Images should be omitted while the rest of the data is duplicated exactly.

________________________

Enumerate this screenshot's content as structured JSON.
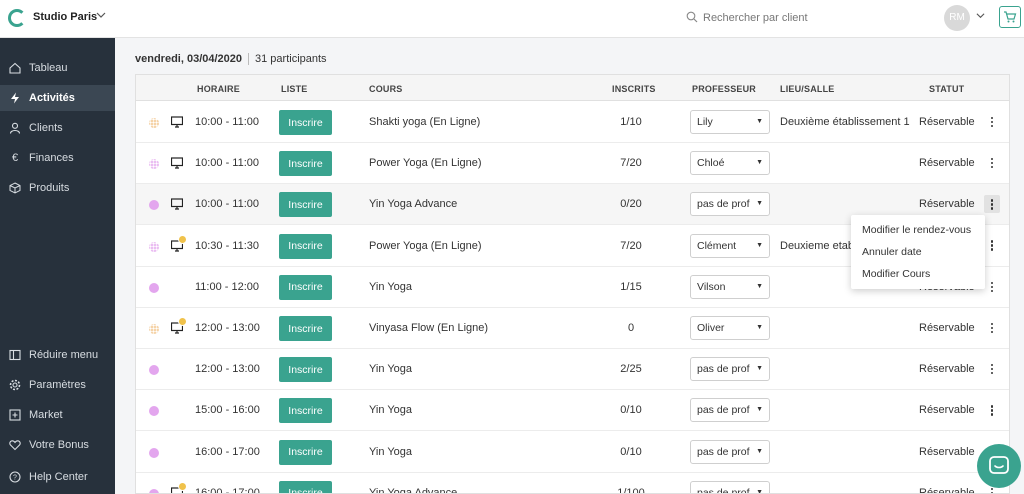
{
  "topbar": {
    "studio_name": "Studio Paris",
    "search_placeholder": "Rechercher par client",
    "avatar_initials": "RM"
  },
  "sidebar": {
    "items": [
      {
        "label": "Tableau",
        "icon": "home-icon"
      },
      {
        "label": "Activités",
        "icon": "lightning-icon",
        "active": true
      },
      {
        "label": "Clients",
        "icon": "user-icon"
      },
      {
        "label": "Finances",
        "icon": "euro-icon"
      },
      {
        "label": "Produits",
        "icon": "box-icon"
      }
    ],
    "bottom_items": [
      {
        "label": "Réduire menu",
        "icon": "sidebar-collapse-icon"
      },
      {
        "label": "Paramètres",
        "icon": "gear-icon"
      },
      {
        "label": "Market",
        "icon": "plus-square-icon"
      },
      {
        "label": "Votre Bonus",
        "icon": "heart-icon"
      },
      {
        "label": "Help Center",
        "icon": "help-icon"
      }
    ]
  },
  "main": {
    "date": "vendredi, 03/04/2020",
    "participants": "31 participants"
  },
  "table": {
    "headers": {
      "horaire": "HORAIRE",
      "liste": "LISTE",
      "cours": "COURS",
      "inscrits": "INSCRITS",
      "professeur": "PROFESSEUR",
      "lieu": "LIEU/SALLE",
      "statut": "STATUT"
    },
    "button_label": "Inscrire",
    "rows": [
      {
        "time": "10:00 - 11:00",
        "course": "Shakti yoga (En Ligne)",
        "inscrits": "1/10",
        "prof": "Lily",
        "lieu": "Deuxième établissement 1",
        "statut": "Réservable",
        "dot_color": "#f2c48a",
        "pattern": true,
        "online": true,
        "badge": false
      },
      {
        "time": "10:00 - 11:00",
        "course": "Power Yoga (En Ligne)",
        "inscrits": "7/20",
        "prof": "Chloé",
        "lieu": "",
        "statut": "Réservable",
        "dot_color": "#e3a6ee",
        "pattern": true,
        "online": true,
        "badge": false
      },
      {
        "time": "10:00 - 11:00",
        "course": "Yin Yoga Advance",
        "inscrits": "0/20",
        "prof": "pas de prof",
        "lieu": "",
        "statut": "Réservable",
        "dot_color": "#e3a6ee",
        "pattern": false,
        "online": true,
        "badge": false
      },
      {
        "time": "10:30 - 11:30",
        "course": "Power Yoga (En Ligne)",
        "inscrits": "7/20",
        "prof": "Clément",
        "lieu": "Deuxieme etab",
        "statut": "",
        "dot_color": "#e3a6ee",
        "pattern": true,
        "online": true,
        "badge": true
      },
      {
        "time": "11:00 - 12:00",
        "course": "Yin Yoga",
        "inscrits": "1/15",
        "prof": "Vilson",
        "lieu": "",
        "statut": "Réservable",
        "dot_color": "#e3a6ee",
        "pattern": false,
        "online": false,
        "badge": false
      },
      {
        "time": "12:00 - 13:00",
        "course": "Vinyasa Flow (En Ligne)",
        "inscrits": "0",
        "prof": "Oliver",
        "lieu": "",
        "statut": "Réservable",
        "dot_color": "#f2c48a",
        "pattern": true,
        "online": true,
        "badge": true
      },
      {
        "time": "12:00 - 13:00",
        "course": "Yin Yoga",
        "inscrits": "2/25",
        "prof": "pas de prof",
        "lieu": "",
        "statut": "Réservable",
        "dot_color": "#e3a6ee",
        "pattern": false,
        "online": false,
        "badge": false
      },
      {
        "time": "15:00 - 16:00",
        "course": "Yin Yoga",
        "inscrits": "0/10",
        "prof": "pas de prof",
        "lieu": "",
        "statut": "Réservable",
        "dot_color": "#e3a6ee",
        "pattern": false,
        "online": false,
        "badge": false
      },
      {
        "time": "16:00 - 17:00",
        "course": "Yin Yoga",
        "inscrits": "0/10",
        "prof": "pas de prof",
        "lieu": "",
        "statut": "Réservable",
        "dot_color": "#e3a6ee",
        "pattern": false,
        "online": false,
        "badge": false
      },
      {
        "time": "16:00 - 17:00",
        "course": "Yin Yoga Advance",
        "inscrits": "1/100",
        "prof": "pas de prof",
        "lieu": "",
        "statut": "Réservable",
        "dot_color": "#e3a6ee",
        "pattern": false,
        "online": true,
        "badge": true
      }
    ]
  },
  "context_menu": {
    "items": [
      "Modifier le rendez-vous",
      "Annuler date",
      "Modifier Cours"
    ]
  },
  "colors": {
    "accent": "#3aa38f",
    "sidebar": "#27313c"
  }
}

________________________

### Solution for this task
Enumerate this screenshot's content as structured JSON.
{
  "topbar": {
    "studio_name": "Studio Paris",
    "search_placeholder": "Rechercher par client",
    "avatar_initials": "RM"
  },
  "sidebar": {
    "items": [
      {
        "label": "Tableau",
        "icon": "home-icon"
      },
      {
        "label": "Activités",
        "icon": "lightning-icon",
        "active": true
      },
      {
        "label": "Clients",
        "icon": "user-icon"
      },
      {
        "label": "Finances",
        "icon": "euro-icon"
      },
      {
        "label": "Produits",
        "icon": "box-icon"
      }
    ],
    "bottom_items": [
      {
        "label": "Réduire menu",
        "icon": "sidebar-collapse-icon"
      },
      {
        "label": "Paramètres",
        "icon": "gear-icon"
      },
      {
        "label": "Market",
        "icon": "plus-square-icon"
      },
      {
        "label": "Votre Bonus",
        "icon": "heart-icon"
      },
      {
        "label": "Help Center",
        "icon": "help-icon"
      }
    ]
  },
  "main": {
    "date": "vendredi, 03/04/2020",
    "participants": "31 participants"
  },
  "table": {
    "headers": {
      "horaire": "HORAIRE",
      "liste": "LISTE",
      "cours": "COURS",
      "inscrits": "INSCRITS",
      "professeur": "PROFESSEUR",
      "lieu": "LIEU/SALLE",
      "statut": "STATUT"
    },
    "button_label": "Inscrire",
    "rows": [
      {
        "time": "10:00 - 11:00",
        "course": "Shakti yoga (En Ligne)",
        "inscrits": "1/10",
        "prof": "Lily",
        "lieu": "Deuxième établissement 1",
        "statut": "Réservable",
        "dot_color": "#f2c48a",
        "pattern": true,
        "online": true,
        "badge": false
      },
      {
        "time": "10:00 - 11:00",
        "course": "Power Yoga (En Ligne)",
        "inscrits": "7/20",
        "prof": "Chloé",
        "lieu": "",
        "statut": "Réservable",
        "dot_color": "#e3a6ee",
        "pattern": true,
        "online": true,
        "badge": false
      },
      {
        "time": "10:00 - 11:00",
        "course": "Yin Yoga Advance",
        "inscrits": "0/20",
        "prof": "pas de prof",
        "lieu": "",
        "statut": "Réservable",
        "dot_color": "#e3a6ee",
        "pattern": false,
        "online": true,
        "badge": false
      },
      {
        "time": "10:30 - 11:30",
        "course": "Power Yoga (En Ligne)",
        "inscrits": "7/20",
        "prof": "Clément",
        "lieu": "Deuxieme etab",
        "statut": "",
        "dot_color": "#e3a6ee",
        "pattern": true,
        "online": true,
        "badge": true
      },
      {
        "time": "11:00 - 12:00",
        "course": "Yin Yoga",
        "inscrits": "1/15",
        "prof": "Vilson",
        "lieu": "",
        "statut": "Réservable",
        "dot_color": "#e3a6ee",
        "pattern": false,
        "online": false,
        "badge": false
      },
      {
        "time": "12:00 - 13:00",
        "course": "Vinyasa Flow (En Ligne)",
        "inscrits": "0",
        "prof": "Oliver",
        "lieu": "",
        "statut": "Réservable",
        "dot_color": "#f2c48a",
        "pattern": true,
        "online": true,
        "badge": true
      },
      {
        "time": "12:00 - 13:00",
        "course": "Yin Yoga",
        "inscrits": "2/25",
        "prof": "pas de prof",
        "lieu": "",
        "statut": "Réservable",
        "dot_color": "#e3a6ee",
        "pattern": false,
        "online": false,
        "badge": false
      },
      {
        "time": "15:00 - 16:00",
        "course": "Yin Yoga",
        "inscrits": "0/10",
        "prof": "pas de prof",
        "lieu": "",
        "statut": "Réservable",
        "dot_color": "#e3a6ee",
        "pattern": false,
        "online": false,
        "badge": false
      },
      {
        "time": "16:00 - 17:00",
        "course": "Yin Yoga",
        "inscrits": "0/10",
        "prof": "pas de prof",
        "lieu": "",
        "statut": "Réservable",
        "dot_color": "#e3a6ee",
        "pattern": false,
        "online": false,
        "badge": false
      },
      {
        "time": "16:00 - 17:00",
        "course": "Yin Yoga Advance",
        "inscrits": "1/100",
        "prof": "pas de prof",
        "lieu": "",
        "statut": "Réservable",
        "dot_color": "#e3a6ee",
        "pattern": false,
        "online": true,
        "badge": true
      }
    ]
  },
  "context_menu": {
    "items": [
      "Modifier le rendez-vous",
      "Annuler date",
      "Modifier Cours"
    ]
  },
  "colors": {
    "accent": "#3aa38f",
    "sidebar": "#27313c"
  }
}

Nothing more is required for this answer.